You may need to be checking early varieties and hybrid varieties soon for %out-of-bloom. Bloom is moving quickly in some areas. It is always good to get 2 %oob counts BEFORE you hit 50%, just to improve your estimate. Some growers may be spraying for fruitworm control by the end of next week. Late water Howes are very behind and barely at bloom yet.

Just a short message this week. Bloom is coming on strong this past week. It is absolutely the time to be putting out first fungicide. The weather has not been cooperative, so if you haven't yet sprayed, do it as soon as you have a chance. The window for controlling early season insects is closing unless you have really high numbers. We have had reports of 14 spag larvae and 20 weevils.

This is the week of spag. There is, however, no easy answer!

Many growers have been treating with Avaunt over the past few weeks for winter moth or weevil. We learned that gypsy moth sometimes gets through Avaunt, similar to spag getting through. One site had false army, blossom, weevil, bhf on a few pieces plus some spag too with all at, or close to, threshold.

Insect populations continue to be low. However, now is the time to sweep!

Winter moth larvae are easily seen in sweep nets at this time.
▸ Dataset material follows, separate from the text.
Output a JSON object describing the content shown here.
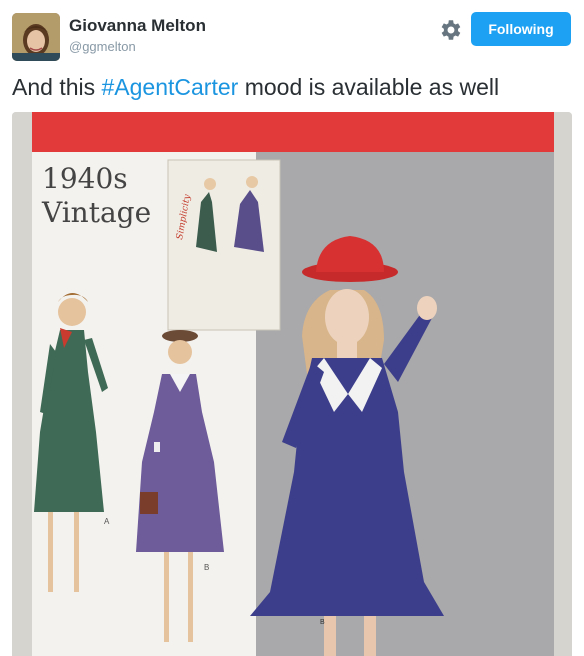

Populations are not nearly as high as expected this year, but it would be wise to check your own bog. Small gypsy moth, false army worm and even black-headed fireworm have been reported on bogs.

Winter moth larvae were picked up in sweeps last week. There is only a small window of opportunity to get out and sweep this week before the poor weather conditions come in, so try to get out there to see if winter moth is on your bog. Growers were picking up averages of 8-10 larvae last week. They are very small but you should be able to see them.

Some growers are reporting heavy infestations regarding fruit inspection and CFW pressure. Talking with the Ent lab, that concurs with what they are finding. "Most bogs have nothing but 1 in 10 will have a big (heavy) infestation similar to your numbers.